hopes that workers would transfer their accounts to Primerica
when they retired and buy the company's financial products. But
choosing the lifetime safety of a traditional pension made more
sense, given the employees' ages and long years of service,
The disputes spotlight the risks of making certain
retirement-planning moves at the wrong time. Many employees
involved in the litigation opted for the investment plan in 2005
and 2006, shortly before markets plunged during the 2007-2008
financial crisis. That caused many clients involved in the cases
to lose money and delay their retirement, Tramont said.
Even so, their legal challenges may face a tough road ahead,
based on initial outcomes: Primerica won two of the first three
arbitration cases, including one on July 8, dismissed in part
because the claim was too old. In a third case, decided in June,
arbitrators awarded an employee $187,000 - a win for the
employee, but a fraction of the nearly $2.3 million in total
damages she had requested. Primerica recently filed a court case
to try to overturn the ruling.
Last year, a Florida state judge dismissed one of the
lawsuits against Primerica after ruling the public employees
filed it too late. The employees are appealing.
Tramont, who represents the employees, says he is not
troubled by the outcomes, which so far seem to be going in
Primerica's favor. Facts differ in every case, so "different
outcomes are to be expected," he said. "But the common thread
running through all of the cases is that Primerica hurt a lot of
A spokesman for the Florida State Board of Administration,
which oversees the pension and investment plans, declined to
comment on the cases.
Primerica's legal battles stem from a change to Florida's
retirement system in 2002. It gave employees the option to
switch from a traditional pension plan, in which they would
receive lifetime benefits based on their salaries and years of
service, or convert the value of their pension to a lump sum
payment which they could invest in mutual funds and other
securities offered through the state retirement system.

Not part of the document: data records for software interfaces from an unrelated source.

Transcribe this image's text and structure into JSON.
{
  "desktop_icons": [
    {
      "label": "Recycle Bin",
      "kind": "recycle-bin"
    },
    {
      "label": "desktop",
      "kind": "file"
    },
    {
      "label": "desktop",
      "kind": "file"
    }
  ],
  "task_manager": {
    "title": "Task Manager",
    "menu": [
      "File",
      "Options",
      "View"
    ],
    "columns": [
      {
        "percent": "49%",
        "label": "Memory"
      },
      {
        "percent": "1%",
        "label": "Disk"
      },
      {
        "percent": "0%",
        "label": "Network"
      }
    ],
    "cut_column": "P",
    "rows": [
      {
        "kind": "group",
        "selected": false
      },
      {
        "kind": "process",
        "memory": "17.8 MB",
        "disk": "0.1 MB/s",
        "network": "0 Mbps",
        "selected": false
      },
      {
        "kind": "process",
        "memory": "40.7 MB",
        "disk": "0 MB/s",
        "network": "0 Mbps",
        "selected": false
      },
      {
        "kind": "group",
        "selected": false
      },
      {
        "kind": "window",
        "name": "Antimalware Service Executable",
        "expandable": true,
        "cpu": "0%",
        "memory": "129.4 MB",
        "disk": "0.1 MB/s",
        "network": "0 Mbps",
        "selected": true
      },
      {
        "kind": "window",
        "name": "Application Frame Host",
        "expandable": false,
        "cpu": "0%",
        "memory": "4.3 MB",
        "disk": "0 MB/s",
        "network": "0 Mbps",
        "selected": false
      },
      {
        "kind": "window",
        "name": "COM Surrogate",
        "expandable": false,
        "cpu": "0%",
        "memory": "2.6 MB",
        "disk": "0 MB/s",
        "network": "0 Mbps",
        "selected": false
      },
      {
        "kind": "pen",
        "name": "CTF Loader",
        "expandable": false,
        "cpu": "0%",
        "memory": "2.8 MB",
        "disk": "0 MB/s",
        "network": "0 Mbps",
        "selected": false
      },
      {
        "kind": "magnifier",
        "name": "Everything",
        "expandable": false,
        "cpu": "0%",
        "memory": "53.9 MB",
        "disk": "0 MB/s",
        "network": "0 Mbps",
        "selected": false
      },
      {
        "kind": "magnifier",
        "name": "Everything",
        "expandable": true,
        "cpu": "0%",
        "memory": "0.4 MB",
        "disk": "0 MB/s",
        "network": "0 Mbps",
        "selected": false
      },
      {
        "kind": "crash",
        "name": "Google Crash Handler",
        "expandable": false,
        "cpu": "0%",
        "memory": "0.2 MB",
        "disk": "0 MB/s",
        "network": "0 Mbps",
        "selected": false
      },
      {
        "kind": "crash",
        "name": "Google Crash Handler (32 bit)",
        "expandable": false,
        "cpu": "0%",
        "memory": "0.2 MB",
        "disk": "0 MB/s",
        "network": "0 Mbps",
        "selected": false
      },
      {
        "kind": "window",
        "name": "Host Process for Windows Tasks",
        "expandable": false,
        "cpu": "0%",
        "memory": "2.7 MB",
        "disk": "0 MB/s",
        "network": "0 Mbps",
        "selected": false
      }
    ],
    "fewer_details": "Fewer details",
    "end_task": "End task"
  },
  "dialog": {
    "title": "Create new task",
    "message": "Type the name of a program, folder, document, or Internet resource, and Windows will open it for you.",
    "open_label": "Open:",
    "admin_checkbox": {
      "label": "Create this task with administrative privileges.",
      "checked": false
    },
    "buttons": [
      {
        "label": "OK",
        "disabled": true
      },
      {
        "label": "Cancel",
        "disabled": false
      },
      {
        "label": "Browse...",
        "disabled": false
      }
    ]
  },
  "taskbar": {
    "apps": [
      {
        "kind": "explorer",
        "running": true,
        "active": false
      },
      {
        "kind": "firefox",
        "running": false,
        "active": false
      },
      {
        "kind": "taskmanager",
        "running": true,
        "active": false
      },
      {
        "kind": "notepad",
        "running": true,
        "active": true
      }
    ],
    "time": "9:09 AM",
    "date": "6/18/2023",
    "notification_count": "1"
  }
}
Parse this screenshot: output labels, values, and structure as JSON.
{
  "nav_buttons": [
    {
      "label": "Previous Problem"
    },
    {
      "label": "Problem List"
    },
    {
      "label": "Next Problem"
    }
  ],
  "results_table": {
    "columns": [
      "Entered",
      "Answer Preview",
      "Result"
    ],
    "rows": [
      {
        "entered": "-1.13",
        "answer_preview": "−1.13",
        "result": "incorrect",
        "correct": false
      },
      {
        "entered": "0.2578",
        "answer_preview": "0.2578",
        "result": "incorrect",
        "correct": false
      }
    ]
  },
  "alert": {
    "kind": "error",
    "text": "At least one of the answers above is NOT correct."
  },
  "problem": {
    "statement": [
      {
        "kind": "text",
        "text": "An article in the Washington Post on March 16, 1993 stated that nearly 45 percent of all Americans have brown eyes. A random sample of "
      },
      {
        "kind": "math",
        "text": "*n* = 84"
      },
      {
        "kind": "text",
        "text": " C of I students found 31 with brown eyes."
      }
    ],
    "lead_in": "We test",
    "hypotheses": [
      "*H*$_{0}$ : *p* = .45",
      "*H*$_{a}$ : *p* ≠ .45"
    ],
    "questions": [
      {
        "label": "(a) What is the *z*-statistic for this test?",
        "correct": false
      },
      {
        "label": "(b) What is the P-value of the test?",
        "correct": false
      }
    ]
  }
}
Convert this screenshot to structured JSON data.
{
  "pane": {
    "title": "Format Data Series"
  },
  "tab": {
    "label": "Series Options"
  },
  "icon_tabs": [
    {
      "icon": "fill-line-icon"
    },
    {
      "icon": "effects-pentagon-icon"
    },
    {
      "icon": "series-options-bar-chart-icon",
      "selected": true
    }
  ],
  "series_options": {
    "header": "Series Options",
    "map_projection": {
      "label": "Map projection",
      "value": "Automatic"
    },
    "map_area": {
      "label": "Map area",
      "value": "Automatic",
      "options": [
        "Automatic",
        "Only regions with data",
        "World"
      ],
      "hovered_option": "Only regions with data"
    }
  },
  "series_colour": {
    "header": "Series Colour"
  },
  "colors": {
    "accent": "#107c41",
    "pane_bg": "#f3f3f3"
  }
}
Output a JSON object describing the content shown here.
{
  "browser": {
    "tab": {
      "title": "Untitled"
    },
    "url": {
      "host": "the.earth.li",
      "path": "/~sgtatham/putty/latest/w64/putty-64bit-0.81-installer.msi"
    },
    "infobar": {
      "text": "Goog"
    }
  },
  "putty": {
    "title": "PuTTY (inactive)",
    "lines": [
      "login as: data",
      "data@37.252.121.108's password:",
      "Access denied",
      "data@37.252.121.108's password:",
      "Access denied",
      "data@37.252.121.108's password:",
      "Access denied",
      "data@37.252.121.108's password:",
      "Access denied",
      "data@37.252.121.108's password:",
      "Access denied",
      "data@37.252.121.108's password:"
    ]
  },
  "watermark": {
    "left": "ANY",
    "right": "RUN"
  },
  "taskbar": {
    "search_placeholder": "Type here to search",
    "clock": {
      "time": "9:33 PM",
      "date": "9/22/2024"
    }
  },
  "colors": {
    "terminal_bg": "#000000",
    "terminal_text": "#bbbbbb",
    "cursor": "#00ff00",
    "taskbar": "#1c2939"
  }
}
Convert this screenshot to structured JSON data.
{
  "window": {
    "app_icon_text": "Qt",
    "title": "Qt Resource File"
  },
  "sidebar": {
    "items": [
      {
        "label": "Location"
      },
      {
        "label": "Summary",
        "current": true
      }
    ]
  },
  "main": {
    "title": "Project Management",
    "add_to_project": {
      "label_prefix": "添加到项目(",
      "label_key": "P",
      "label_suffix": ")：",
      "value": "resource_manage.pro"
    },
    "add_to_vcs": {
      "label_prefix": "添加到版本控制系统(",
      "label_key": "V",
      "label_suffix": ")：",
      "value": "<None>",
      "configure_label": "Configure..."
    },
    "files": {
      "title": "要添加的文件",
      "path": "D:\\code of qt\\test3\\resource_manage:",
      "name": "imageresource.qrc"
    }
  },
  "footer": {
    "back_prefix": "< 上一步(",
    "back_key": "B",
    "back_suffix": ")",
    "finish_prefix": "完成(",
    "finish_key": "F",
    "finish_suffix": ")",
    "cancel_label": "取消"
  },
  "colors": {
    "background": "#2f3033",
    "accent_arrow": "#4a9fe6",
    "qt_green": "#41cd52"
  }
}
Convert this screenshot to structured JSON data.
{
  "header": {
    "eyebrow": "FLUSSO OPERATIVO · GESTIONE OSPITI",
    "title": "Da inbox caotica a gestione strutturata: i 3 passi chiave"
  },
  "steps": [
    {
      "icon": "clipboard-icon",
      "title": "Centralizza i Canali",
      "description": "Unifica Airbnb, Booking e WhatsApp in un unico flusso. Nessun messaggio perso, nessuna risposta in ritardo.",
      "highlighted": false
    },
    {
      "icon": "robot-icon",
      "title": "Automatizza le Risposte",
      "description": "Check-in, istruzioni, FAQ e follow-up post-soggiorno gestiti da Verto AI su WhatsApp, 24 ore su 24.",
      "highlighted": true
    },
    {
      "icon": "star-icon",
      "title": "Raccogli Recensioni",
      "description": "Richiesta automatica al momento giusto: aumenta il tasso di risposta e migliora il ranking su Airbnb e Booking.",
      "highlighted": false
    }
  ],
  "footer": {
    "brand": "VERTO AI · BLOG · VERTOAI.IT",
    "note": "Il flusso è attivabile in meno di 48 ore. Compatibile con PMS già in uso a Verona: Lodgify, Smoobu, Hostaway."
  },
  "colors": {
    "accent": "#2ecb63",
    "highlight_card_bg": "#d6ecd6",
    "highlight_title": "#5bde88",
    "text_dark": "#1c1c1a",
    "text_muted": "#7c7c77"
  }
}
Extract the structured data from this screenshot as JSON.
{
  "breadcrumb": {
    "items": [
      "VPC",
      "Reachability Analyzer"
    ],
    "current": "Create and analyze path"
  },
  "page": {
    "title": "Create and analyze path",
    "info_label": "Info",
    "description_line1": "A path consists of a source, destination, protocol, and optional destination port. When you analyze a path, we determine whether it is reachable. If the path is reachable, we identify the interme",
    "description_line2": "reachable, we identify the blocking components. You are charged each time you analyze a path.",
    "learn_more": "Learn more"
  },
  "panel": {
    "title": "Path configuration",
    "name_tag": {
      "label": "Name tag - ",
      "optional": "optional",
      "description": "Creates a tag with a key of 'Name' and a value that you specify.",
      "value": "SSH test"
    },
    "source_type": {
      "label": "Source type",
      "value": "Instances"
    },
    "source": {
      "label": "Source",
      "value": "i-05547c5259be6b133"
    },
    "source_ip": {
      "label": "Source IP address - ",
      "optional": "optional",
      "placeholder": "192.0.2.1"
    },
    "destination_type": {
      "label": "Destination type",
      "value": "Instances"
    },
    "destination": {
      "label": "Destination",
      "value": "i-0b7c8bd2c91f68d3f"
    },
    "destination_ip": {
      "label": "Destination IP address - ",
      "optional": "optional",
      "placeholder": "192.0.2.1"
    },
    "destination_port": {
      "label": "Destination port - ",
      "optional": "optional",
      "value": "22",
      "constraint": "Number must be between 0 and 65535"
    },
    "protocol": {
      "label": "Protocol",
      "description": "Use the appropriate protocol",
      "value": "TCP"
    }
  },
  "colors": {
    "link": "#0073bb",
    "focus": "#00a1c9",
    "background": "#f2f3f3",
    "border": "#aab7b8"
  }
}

Long-serving employees involved in the cases blame a group
of Primerica brokers and the company for inducing them to make
the riskier choice by presenting it as more promising: The
investment plan would generate more retirement income than the
pension plan, employees say they were told. Relatives could also
inherit the accounts upon the employees' deaths, an option not
available through the pension plan.
The Primerica advisers, however, did not lay out the market
risks the employees would be taking on, the employees say in one
court complaint. They also failed to make clear that choosing
the investment plan meant giving up a benefit that allowed them
to collect both a paycheck and a pension check for up to five
years if they continued to work past retirement age.
Primerica is mounting a vigorous defense, pouring $3.9
million into defending the claims during the first quarter of
2013 alone, according to its most recent public financial
Florida gives its employees extensive information to
evaluate their retirement plans, said Supic, the Primerica
spokesman. The two plans are designed to be of equivalent
economic value, he said. Furthermore, "employees who filed the
cases never invested their money with the Primerica - their
assets remain in (the) state-held retirement fund," Supic said.
"Moreover, many employees' retirement accounts at FRS have
benefited from the most recent market rise, making their claims
even more speculative," Supic said.
The company may also be trying to ward off concerns about
the cases among its own investors. Tramont's firm has been
promoting its services to "generate interest" in filing cases,
the company said in the recent quarterly financial disclosure.
Some of them could be dismissed for being too old, it said.